→ Your task:
In your answer, set down the records below exactly as they stand, omitting pictures.

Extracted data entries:
#####

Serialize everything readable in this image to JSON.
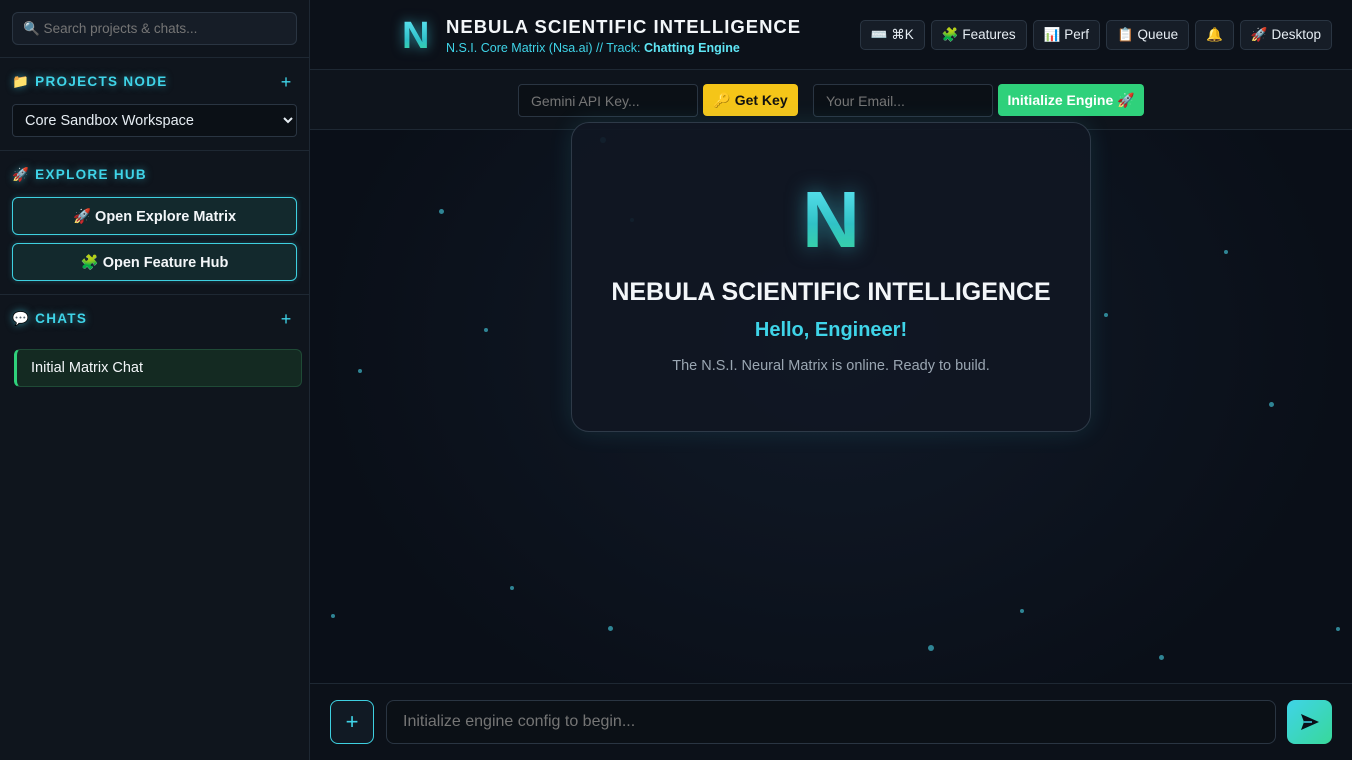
{
  "sidebar": {
    "search_placeholder": "🔍 Search projects & chats...",
    "projects": {
      "title": "📁 PROJECTS NODE",
      "add": "+",
      "selected": "Core Sandbox Workspace"
    },
    "explore": {
      "title": "🚀 EXPLORE HUB",
      "open_matrix": "🚀 Open Explore Matrix",
      "open_features": "🧩 Open Feature Hub"
    },
    "chats": {
      "title": "💬 CHATS",
      "add": "+",
      "items": [
        {
          "label": "Initial Matrix Chat"
        }
      ]
    }
  },
  "header": {
    "logo": "N",
    "title": "NEBULA SCIENTIFIC INTELLIGENCE",
    "subtitle_prefix": "N.S.I. Core Matrix (Nsa.ai) // Track: ",
    "subtitle_track": "Chatting Engine",
    "actions": [
      "⌨️ ⌘K",
      "🧩 Features",
      "📊 Perf",
      "📋 Queue",
      "🔔",
      "🚀 Desktop"
    ]
  },
  "config": {
    "api_key_placeholder": "Gemini API Key...",
    "get_key": "🔑 Get Key",
    "email_placeholder": "Your Email...",
    "init_engine": "Initialize Engine 🚀"
  },
  "welcome": {
    "logo": "N",
    "title": "NEBULA SCIENTIFIC INTELLIGENCE",
    "greeting": "Hello, Engineer!",
    "message": "The N.S.I. Neural Matrix is online. Ready to build."
  },
  "composer": {
    "add": "+",
    "placeholder": "Initialize engine config to begin..."
  },
  "colors": {
    "accent": "#3fd4e8",
    "success": "#2fd17b",
    "warning": "#f5c518"
  }
}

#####

→ Response to this task:
Serialize everything readable in this image to JSON.
{
  "sidebar": {
    "search_placeholder": "🔍 Search projects & chats...",
    "projects": {
      "title": "📁 PROJECTS NODE",
      "add": "+",
      "selected": "Core Sandbox Workspace"
    },
    "explore": {
      "title": "🚀 EXPLORE HUB",
      "open_matrix": "🚀 Open Explore Matrix",
      "open_features": "🧩 Open Feature Hub"
    },
    "chats": {
      "title": "💬 CHATS",
      "add": "+",
      "items": [
        {
          "label": "Initial Matrix Chat"
        }
      ]
    }
  },
  "header": {
    "logo": "N",
    "title": "NEBULA SCIENTIFIC INTELLIGENCE",
    "subtitle_prefix": "N.S.I. Core Matrix (Nsa.ai) // Track: ",
    "subtitle_track": "Chatting Engine",
    "actions": [
      "⌨️ ⌘K",
      "🧩 Features",
      "📊 Perf",
      "📋 Queue",
      "🔔",
      "🚀 Desktop"
    ]
  },
  "config": {
    "api_key_placeholder": "Gemini API Key...",
    "get_key": "🔑 Get Key",
    "email_placeholder": "Your Email...",
    "init_engine": "Initialize Engine 🚀"
  },
  "welcome": {
    "logo": "N",
    "title": "NEBULA SCIENTIFIC INTELLIGENCE",
    "greeting": "Hello, Engineer!",
    "message": "The N.S.I. Neural Matrix is online. Ready to build."
  },
  "composer": {
    "add": "+",
    "placeholder": "Initialize engine config to begin..."
  },
  "colors": {
    "accent": "#3fd4e8",
    "success": "#2fd17b",
    "warning": "#f5c518"
  }
}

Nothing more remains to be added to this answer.